As resilient member 42 is pressed into groove 30, the total quantity of adhesive located in groove 30 will likely exceed the volume of void space 52 defined between resilient member 42 and some excess adhesive 50a will escape between resilient member 42 and a portion of sidewall 36 as depicted in FIG. 4. Spacing elements 54 may also be transported upwardly with excess adhesive 50a and can thereby also provide another relatively consistent layer of adhesive between resilient member 42 and sidewalls 36. Resilient member 42 is clamped in place as adhesive 50 cures. The curing of adhesive 50 may be done at room temperature, in which case it will take approximately 24 hours. Alternatively, shoe 20 may be placed in an oven at 300° F. (148.9° C.) for between 5 and 15 minutes to provide for the more rapid curing of adhesive 50.

After curing adhesive 50, shoe 20 may be attached to hoof 22 in any one of the various manners of securing horseshoes that are well known in the art. For example, shoe 20 could be attached to hoof 22 using an adhesive. Alternatively, holes 58 may be drilled through shoe 20 and fasteners 56, e.g. nails, driven through holes 58 into hoof 22 as schematically depicted in FIG. 1. When holes 58 are drilled through resilient member 42 and bottom wall 34, the head of fasteners 56 will be seated directly against bottom wall 34 to firmly secure shoe 20 to hoof 22.

As can be seen in FIGS. 2 and 3, base member 24 defines a slanted shoulder 27 at the two ends of its U-shaped configuration. Similarly, resilient member 42 defines slanted shoulders 45 at its two ends. These shoulders are not required but such shoulders are often utilized on racing horseshoes to minimize the possibility that these edges will inadvertently catch on the ground when the horse is running as is well known to those having ordinary skill in the art.

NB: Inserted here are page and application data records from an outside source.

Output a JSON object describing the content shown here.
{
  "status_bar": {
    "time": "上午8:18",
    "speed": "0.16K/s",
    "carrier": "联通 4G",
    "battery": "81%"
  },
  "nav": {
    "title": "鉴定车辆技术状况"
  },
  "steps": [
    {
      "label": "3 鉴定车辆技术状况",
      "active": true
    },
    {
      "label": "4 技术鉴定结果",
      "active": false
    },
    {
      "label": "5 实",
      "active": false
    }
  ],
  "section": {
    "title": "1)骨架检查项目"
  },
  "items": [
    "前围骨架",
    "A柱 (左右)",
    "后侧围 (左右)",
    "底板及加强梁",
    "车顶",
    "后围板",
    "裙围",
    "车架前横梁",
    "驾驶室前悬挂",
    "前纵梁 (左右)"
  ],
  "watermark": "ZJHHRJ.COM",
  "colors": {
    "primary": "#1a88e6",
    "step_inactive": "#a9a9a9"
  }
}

While this invention has been described as having an exemplary design, the present invention may be further modified within the spirit and scope of this disclosure. This application is therefore intended to cover any variations, uses, or adaptations of the invention using its general principles.